As a whole I agree with LTL that for the average person, the $7500 won't make a big difference in terms of buyers, especially for single vehicle households. However, for those who are in more metro areas, where the $7500 credit comes into play the best is on leases, as it gets the amount due at signing and the monthly payments down usually in the $200/mo range.
Tesla won't be able to tap into these credits after 2017 at the same rate, as they will taper down once certain sales amounts have been reached (200,000). The sad thing about that is, for a Tesla owner, all that $7500 did was allow them to buy additional features, instead of actually being an EV purchase enabler. I personally think that the credit should only apply to vehicles under a certain dollar amount, say $50,000.
The $7500 credit is also a bit of a sham in a way for buyers, as it means instead of the traditional 15%(or so) residual loss that occurs when you drive it off the lot, you can slap an additional $7500 on top of that. That, (combined with battery issues), is among the reasons why Nissan Leafs have such terrible residual/resale values. I mean, how else could I buy a 4 year old car that sold for $37,000 new, and get it for $6,000 when it's in terrific shape? If you add in that $7500 it makes it a $13,000 car which is closer to what I would expect for a vehicle of this age in this condition that had such a starting price.
The upshot of that terribly low residual price is that there are a lot of people who are buying these ultra-cheap Leafs and using them as their commuter vehicles. That's great, in my opinion, but it doesn't really help the original purchaser unless they were doing a lease, or plan on driving the car into the ground and never selling it.
But here's a positive spin on the tax credit thing, if they're eliminated by Congress, people can claim that they raised taxes, which is certainly the antithesis to the Rep platform.
For me, I just plan on touting EVs as much as possible, by giving people rides in it, letting them feel the smoothness, hear the relative quiet, and then tout the fuel savings.
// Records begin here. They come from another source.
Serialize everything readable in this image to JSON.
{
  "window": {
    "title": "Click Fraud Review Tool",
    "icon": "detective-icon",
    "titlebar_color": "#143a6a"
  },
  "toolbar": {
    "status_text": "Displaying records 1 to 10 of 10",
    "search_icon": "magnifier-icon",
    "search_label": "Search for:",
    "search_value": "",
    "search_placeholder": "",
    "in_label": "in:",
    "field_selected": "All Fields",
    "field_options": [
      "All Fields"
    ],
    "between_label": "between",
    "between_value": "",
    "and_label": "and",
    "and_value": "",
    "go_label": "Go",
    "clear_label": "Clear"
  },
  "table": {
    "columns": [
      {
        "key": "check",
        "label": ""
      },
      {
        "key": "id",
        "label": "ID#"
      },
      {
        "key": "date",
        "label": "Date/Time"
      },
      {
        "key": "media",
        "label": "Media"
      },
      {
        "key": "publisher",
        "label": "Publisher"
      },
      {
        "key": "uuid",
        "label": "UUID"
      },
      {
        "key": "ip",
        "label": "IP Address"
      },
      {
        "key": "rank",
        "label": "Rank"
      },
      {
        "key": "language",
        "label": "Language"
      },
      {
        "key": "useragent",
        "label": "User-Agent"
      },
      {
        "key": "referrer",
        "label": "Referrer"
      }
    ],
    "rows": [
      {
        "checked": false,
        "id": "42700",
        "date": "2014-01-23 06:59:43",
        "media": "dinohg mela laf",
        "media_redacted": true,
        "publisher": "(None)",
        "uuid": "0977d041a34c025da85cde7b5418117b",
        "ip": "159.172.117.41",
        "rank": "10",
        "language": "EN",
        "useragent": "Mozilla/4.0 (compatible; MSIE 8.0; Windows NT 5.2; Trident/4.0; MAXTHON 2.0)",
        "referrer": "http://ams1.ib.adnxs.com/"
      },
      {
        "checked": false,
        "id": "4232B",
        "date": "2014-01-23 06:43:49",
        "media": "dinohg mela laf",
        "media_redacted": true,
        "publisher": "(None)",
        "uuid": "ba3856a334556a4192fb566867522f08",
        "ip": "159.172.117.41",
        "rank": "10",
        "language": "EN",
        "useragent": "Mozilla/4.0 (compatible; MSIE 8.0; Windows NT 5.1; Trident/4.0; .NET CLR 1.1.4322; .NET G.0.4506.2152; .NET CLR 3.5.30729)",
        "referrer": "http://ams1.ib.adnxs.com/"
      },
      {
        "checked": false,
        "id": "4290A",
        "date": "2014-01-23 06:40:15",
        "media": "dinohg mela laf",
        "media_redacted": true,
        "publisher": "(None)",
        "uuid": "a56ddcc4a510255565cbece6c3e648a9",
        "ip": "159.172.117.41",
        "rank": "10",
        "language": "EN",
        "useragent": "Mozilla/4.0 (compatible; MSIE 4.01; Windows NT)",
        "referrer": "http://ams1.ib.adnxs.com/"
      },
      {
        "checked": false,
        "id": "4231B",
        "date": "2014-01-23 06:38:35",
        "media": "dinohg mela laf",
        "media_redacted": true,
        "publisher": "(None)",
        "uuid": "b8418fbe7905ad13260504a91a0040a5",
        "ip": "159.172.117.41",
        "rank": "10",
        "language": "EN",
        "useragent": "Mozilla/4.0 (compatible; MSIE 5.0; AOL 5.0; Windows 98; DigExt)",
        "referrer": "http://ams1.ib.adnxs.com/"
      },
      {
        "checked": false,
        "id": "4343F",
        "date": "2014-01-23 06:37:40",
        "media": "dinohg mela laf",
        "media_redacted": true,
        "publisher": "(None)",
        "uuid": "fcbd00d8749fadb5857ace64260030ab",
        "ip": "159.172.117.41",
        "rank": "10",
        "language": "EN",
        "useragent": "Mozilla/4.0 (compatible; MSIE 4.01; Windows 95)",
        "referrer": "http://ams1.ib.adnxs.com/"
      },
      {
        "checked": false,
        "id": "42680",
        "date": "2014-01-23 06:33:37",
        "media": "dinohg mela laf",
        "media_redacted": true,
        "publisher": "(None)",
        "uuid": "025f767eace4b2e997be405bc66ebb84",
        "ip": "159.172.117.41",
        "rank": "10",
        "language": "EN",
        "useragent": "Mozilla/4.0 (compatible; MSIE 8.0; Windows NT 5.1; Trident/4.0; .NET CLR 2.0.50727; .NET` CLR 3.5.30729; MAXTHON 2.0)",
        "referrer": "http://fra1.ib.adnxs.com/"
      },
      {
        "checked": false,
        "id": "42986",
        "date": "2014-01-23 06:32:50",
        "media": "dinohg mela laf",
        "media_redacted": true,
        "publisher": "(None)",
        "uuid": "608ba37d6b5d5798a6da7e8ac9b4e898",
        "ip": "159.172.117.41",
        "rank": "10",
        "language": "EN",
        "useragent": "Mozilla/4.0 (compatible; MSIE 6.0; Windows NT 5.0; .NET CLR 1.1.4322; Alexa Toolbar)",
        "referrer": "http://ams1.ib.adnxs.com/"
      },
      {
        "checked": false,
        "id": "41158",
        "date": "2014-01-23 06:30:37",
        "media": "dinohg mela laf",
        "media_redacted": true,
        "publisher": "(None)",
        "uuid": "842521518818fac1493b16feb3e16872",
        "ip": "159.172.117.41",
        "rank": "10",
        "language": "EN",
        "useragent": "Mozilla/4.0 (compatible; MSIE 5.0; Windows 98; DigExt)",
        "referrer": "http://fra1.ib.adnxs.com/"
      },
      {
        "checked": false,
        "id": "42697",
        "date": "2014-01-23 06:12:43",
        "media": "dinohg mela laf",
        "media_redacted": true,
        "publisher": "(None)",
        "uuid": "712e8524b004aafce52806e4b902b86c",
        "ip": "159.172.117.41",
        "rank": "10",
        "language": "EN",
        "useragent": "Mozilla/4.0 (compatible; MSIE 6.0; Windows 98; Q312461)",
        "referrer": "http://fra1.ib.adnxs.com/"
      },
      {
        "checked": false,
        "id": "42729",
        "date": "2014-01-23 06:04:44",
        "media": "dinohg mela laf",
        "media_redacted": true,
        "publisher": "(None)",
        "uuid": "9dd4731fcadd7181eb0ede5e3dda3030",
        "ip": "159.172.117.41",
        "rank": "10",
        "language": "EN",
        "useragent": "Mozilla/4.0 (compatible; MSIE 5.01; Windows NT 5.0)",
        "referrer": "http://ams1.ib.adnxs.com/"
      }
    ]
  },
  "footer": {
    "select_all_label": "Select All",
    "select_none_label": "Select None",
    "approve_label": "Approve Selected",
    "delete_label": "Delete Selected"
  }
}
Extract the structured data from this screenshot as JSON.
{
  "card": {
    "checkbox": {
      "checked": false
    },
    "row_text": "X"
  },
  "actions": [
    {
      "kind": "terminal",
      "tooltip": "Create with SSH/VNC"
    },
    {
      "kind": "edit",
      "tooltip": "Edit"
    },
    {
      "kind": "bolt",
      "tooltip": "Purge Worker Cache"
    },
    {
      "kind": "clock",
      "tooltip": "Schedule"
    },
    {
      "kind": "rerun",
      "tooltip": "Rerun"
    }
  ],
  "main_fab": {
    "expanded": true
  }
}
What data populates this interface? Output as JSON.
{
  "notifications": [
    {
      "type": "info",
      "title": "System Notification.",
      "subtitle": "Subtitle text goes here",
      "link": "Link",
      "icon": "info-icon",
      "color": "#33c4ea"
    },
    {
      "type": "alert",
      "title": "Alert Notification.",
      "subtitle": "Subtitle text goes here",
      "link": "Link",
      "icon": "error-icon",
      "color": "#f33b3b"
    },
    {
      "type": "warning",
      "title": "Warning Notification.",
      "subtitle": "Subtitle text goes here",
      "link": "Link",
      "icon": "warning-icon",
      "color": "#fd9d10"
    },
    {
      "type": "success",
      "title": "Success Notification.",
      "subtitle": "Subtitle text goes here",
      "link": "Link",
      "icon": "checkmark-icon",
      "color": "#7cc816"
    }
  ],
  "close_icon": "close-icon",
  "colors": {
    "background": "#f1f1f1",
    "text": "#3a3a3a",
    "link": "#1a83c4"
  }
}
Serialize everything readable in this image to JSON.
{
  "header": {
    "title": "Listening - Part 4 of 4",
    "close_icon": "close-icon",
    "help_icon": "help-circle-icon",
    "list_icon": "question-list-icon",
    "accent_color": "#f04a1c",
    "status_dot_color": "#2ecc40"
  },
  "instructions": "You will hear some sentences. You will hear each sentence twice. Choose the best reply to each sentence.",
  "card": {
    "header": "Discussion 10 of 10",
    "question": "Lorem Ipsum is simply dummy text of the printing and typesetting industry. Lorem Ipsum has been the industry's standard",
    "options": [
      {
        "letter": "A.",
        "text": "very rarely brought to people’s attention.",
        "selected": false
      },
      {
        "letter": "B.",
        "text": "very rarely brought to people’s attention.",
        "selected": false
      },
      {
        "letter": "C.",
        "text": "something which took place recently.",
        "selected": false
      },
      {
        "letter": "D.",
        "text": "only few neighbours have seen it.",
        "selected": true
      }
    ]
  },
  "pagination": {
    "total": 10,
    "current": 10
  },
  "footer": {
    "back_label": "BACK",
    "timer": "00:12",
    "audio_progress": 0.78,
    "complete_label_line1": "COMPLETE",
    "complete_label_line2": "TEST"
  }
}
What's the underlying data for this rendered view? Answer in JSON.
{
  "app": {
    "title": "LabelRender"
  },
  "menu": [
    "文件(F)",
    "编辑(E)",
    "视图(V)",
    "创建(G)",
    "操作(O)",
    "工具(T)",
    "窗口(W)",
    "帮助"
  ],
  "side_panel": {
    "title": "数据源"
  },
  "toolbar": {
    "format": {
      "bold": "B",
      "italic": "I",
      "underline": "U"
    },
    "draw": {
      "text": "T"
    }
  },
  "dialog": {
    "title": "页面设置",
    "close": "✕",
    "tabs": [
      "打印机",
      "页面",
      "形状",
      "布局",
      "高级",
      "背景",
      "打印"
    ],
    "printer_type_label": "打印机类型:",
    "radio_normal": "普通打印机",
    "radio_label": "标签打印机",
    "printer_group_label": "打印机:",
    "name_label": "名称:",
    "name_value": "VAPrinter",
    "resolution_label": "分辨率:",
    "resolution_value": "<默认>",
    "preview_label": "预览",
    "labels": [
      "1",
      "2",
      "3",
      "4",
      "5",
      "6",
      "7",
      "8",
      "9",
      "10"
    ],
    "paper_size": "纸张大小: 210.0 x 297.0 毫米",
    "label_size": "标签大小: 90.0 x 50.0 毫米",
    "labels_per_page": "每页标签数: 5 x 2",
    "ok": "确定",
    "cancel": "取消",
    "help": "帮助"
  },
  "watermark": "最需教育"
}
I say that once you've gone EV, you don't want to go back to an ICE. (Which on the topic, LTL, are your ICE vehicles holding you over until you can get a 200+ mile EV?)
Pulled the trigger on going EV on 10/2016 with a 2012 Leaf, and plan on buying a Tesla Model 3 in May 2019.